Exercise requirements »
Your copy of the data below must be exact and must leave out all pictures.

Source information »
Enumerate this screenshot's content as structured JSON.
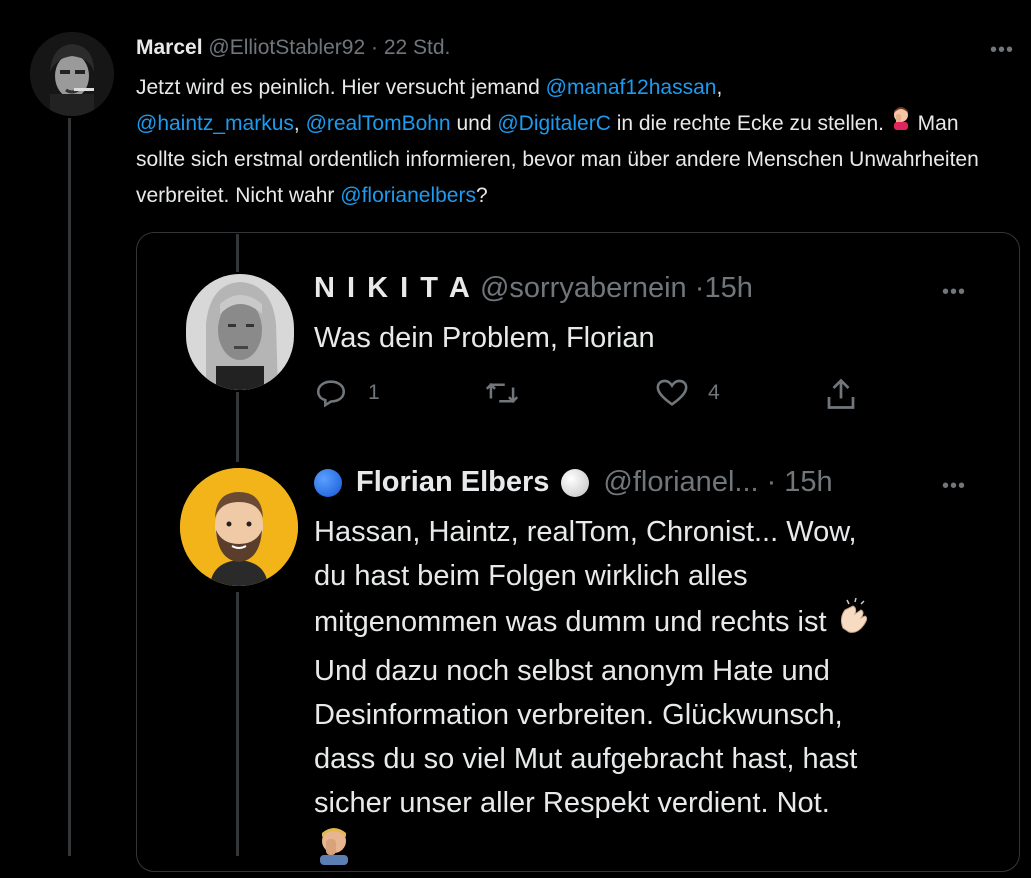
{
  "outer_tweet": {
    "display_name": "Marcel",
    "handle": "@ElliotStabler92",
    "separator": "·",
    "time": "22 Std.",
    "text_1": "Jetzt wird es peinlich. Hier versucht jemand ",
    "mention_1": "@manaf12hassan",
    "text_2": ",",
    "mention_2": "@haintz_markus",
    "text_3": ", ",
    "mention_3": "@realTomBohn",
    "text_4": " und ",
    "mention_4": "@DigitalerC",
    "text_5": " in die rechte Ecke zu stellen. ",
    "text_6": " Man sollte sich erstmal ordentlich informieren, bevor man über andere Menschen Unwahrheiten verbreitet. Nicht wahr ",
    "mention_5": "@florianelbers",
    "text_7": "?"
  },
  "quoted_tweet_1": {
    "display_name": "N I K I T A",
    "handle": "@sorryabernein",
    "separator": "·",
    "time": "15h",
    "text": "Was dein Problem, Florian",
    "reply_count": "1",
    "like_count": "4"
  },
  "quoted_tweet_2": {
    "display_name": "Florian Elbers",
    "handle": "@florianel...",
    "separator": "·",
    "time": "15h",
    "line_1": "Hassan, Haintz, realTom, Chronist... Wow,",
    "line_2": "du hast beim Folgen wirklich alles",
    "line_3": "mitgenommen was dumm und rechts ist",
    "line_4": "Und dazu noch selbst anonym Hate und",
    "line_5": "Desinformation verbreiten. Glückwunsch,",
    "line_6": "dass du so viel Mut aufgebracht hast, hast",
    "line_7": "sicher unser aller Respekt verdient. Not."
  },
  "colors": {
    "background": "#000000",
    "text": "#e7e9ea",
    "muted": "#71767b",
    "mention": "#1d9bf0",
    "border": "#333639"
  }
}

Your solution »
Enumerate this screenshot's content as structured JSON.
{
  "outer_tweet": {
    "display_name": "Marcel",
    "handle": "@ElliotStabler92",
    "separator": "·",
    "time": "22 Std.",
    "text_1": "Jetzt wird es peinlich. Hier versucht jemand ",
    "mention_1": "@manaf12hassan",
    "text_2": ",",
    "mention_2": "@haintz_markus",
    "text_3": ", ",
    "mention_3": "@realTomBohn",
    "text_4": " und ",
    "mention_4": "@DigitalerC",
    "text_5": " in die rechte Ecke zu stellen. ",
    "text_6": " Man sollte sich erstmal ordentlich informieren, bevor man über andere Menschen Unwahrheiten verbreitet. Nicht wahr ",
    "mention_5": "@florianelbers",
    "text_7": "?"
  },
  "quoted_tweet_1": {
    "display_name": "N I K I T A",
    "handle": "@sorryabernein",
    "separator": "·",
    "time": "15h",
    "text": "Was dein Problem, Florian",
    "reply_count": "1",
    "like_count": "4"
  },
  "quoted_tweet_2": {
    "display_name": "Florian Elbers",
    "handle": "@florianel...",
    "separator": "·",
    "time": "15h",
    "line_1": "Hassan, Haintz, realTom, Chronist... Wow,",
    "line_2": "du hast beim Folgen wirklich alles",
    "line_3": "mitgenommen was dumm und rechts ist",
    "line_4": "Und dazu noch selbst anonym Hate und",
    "line_5": "Desinformation verbreiten. Glückwunsch,",
    "line_6": "dass du so viel Mut aufgebracht hast, hast",
    "line_7": "sicher unser aller Respekt verdient. Not."
  },
  "colors": {
    "background": "#000000",
    "text": "#e7e9ea",
    "muted": "#71767b",
    "mention": "#1d9bf0",
    "border": "#333639"
  }
}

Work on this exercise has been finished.